Jim Fitzpatrick: I recognise the hon. Gentleman's concern about the industry in his constituency. Historically, however, cider producers pay lower rates of duty than other producers, and the rate that they will now pay is about half that paid on beer. The smallest UK cider producers will remain exempt from the duty increase-they are subject to a small cider makers' exemption which applies to makers who produce fewer than 7,000 litres a year-and we estimate that, as a result, nearly 400 UK cider makers will not be affected by any of the changes announced yesterday by my right hon. Friend the Chancellor.
Mr. Roger Williams (Brecon and Radnorshire) (LD): As has already been pointed out, the competitiveness of farming has been affected by the appalling record and performance of the Rural Payments Agency. There has been considerable investment in IT, but it has failed to remedy all the failures. What steps has the Minister taken to improve the efficiency of operations managers in the RPA, so that they can balance resources to meet their work loads and thence deliver improved performance for their customers?

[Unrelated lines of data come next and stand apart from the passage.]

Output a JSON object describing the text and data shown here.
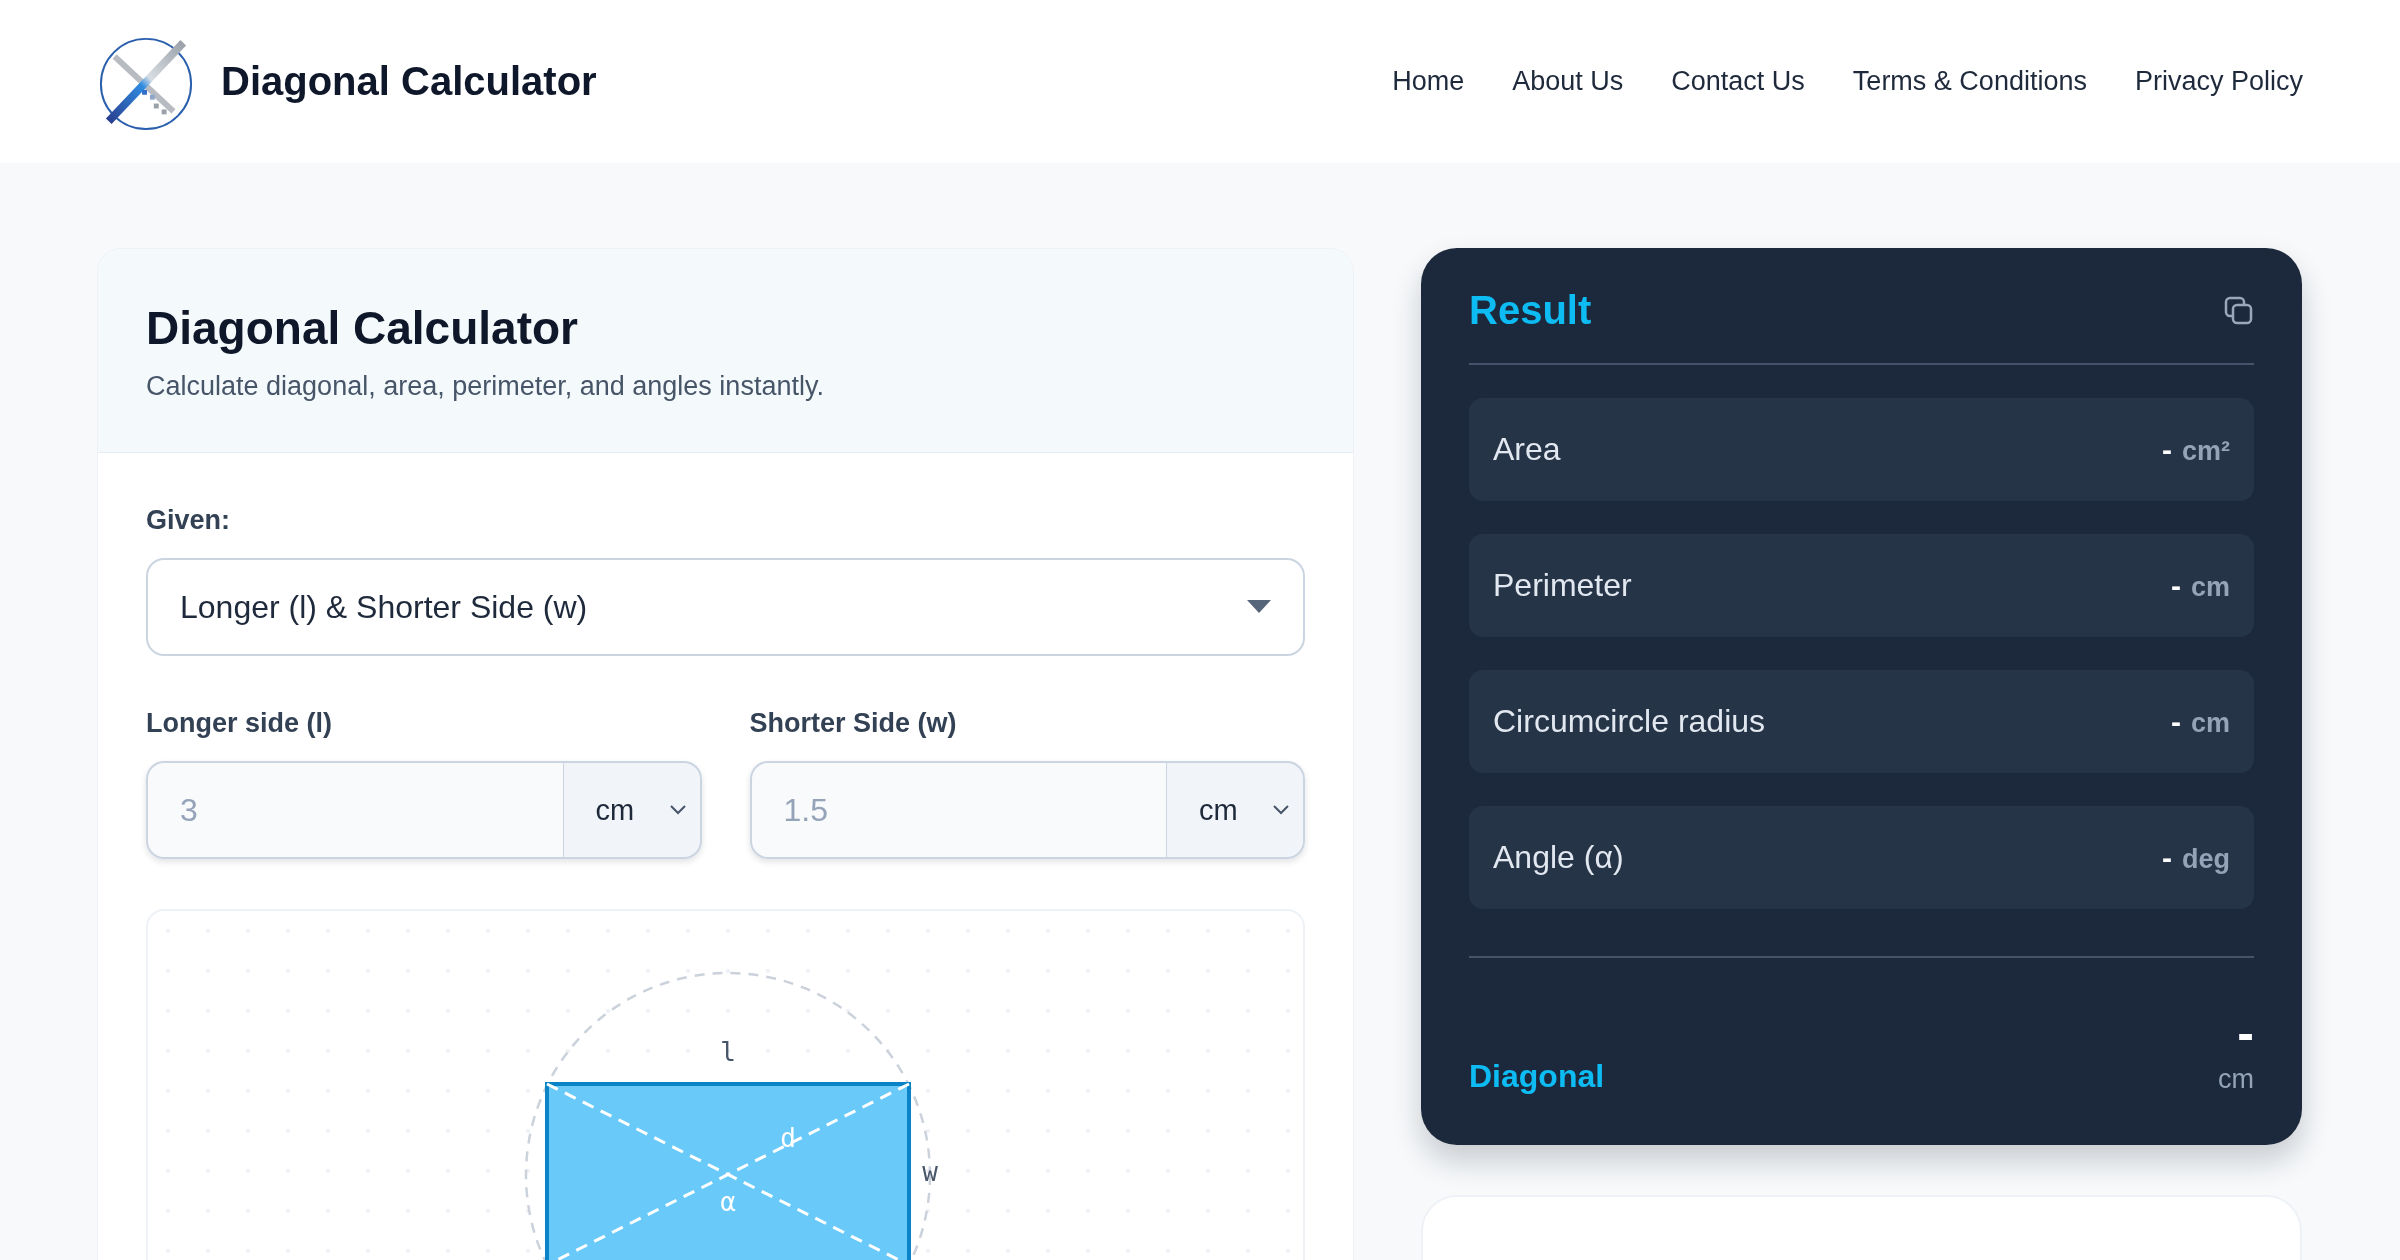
{
  "header": {
    "logo_text": "Diagonal Calculator",
    "nav": [
      {
        "label": "Home"
      },
      {
        "label": "About Us"
      },
      {
        "label": "Contact Us"
      },
      {
        "label": "Terms & Conditions"
      },
      {
        "label": "Privacy Policy"
      }
    ]
  },
  "calculator": {
    "title": "Diagonal Calculator",
    "subtitle": "Calculate diagonal, area, perimeter, and angles instantly.",
    "given": {
      "label": "Given:",
      "value": "Longer (l) & Shorter Side (w)"
    },
    "inputs": [
      {
        "label": "Longer side (l)",
        "placeholder": "3",
        "unit": "cm"
      },
      {
        "label": "Shorter Side (w)",
        "placeholder": "1.5",
        "unit": "cm"
      }
    ],
    "diagram": {
      "length_label": "l",
      "width_label": "w",
      "diagonal_label": "d",
      "angle_label": "α"
    }
  },
  "result": {
    "title": "Result",
    "rows": [
      {
        "label": "Area",
        "value": "-",
        "unit": "cm²"
      },
      {
        "label": "Perimeter",
        "value": "-",
        "unit": "cm"
      },
      {
        "label": "Circumcircle radius",
        "value": "-",
        "unit": "cm"
      },
      {
        "label": "Angle (α)",
        "value": "-",
        "unit": "deg"
      }
    ],
    "diagonal": {
      "label": "Diagonal",
      "value": "-",
      "unit": "cm"
    }
  }
}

The RPA is under extreme pressure to ensure that it makes efficiency savings, as is every Government Department and Government organisation. Online pre-populated application forms will be available this year, and drop-in centres will be opened for farmers so that they can speak face to face to RPA officers, because we want to make sure that we have an even smoother passage in terms of concluding the mapping this year and next year's payments. Clear improvements
have been made year on year since the debacle of the 2005-06 regime, and I hope this year's efficiencies will be apparent to all farmers. We are also having regular meetings with the RPA and stakeholders to try to make sure that everybody is aware of all the possible improvements.
Our farmers produce some £7 billion-worth of food, which, as the Secretary of State has said, supplies an £80 billion food processing sector. Farming also provides the basis for our £14 billion rural tourism industry, and, in total, is responsible for about 5 million jobs. Yet last week the Government stated in their skills document that not only agriculture, but the food sector too, are of low economic significance. Do they have any idea how damning that is after 13 years of a Labour Government?
Jim Fitzpatrick: As my right hon. Friend the Secretary of State has said, we recognise the significance and importance of the food-agri sector to the UK economy. I mentioned earlier the support we have put in place for it, such as through the rural development programme for England and our attempt to reform the common agricultural policy. The Dairy Supply Chain Forum, the Fruit and Vegetable Task Force and the Pig Meat Supply Chain Task Force also provide sector support, and we are also investing in both the skills agenda and research and development. As outlined earlier this month, we have reduced regulation by more than 20 per cent. as well. We are doing what we can, therefore, but we know there is more to do, and we will continue to try to do it.
The Secretary of State for Environment, Food and Rural Affairs (Hilary Benn): Very good progress is being made toward meeting the 2010 target to reduce the amount of biodegradable waste sent to landfill. In 2008, significantly less of this waste was land-filled than the 2010 target requires, and there is every reason to believe that the amount of waste sent to landfill has continued to follow a downward path since.
"targets remain challenging and local authorities need to continue their good work to date."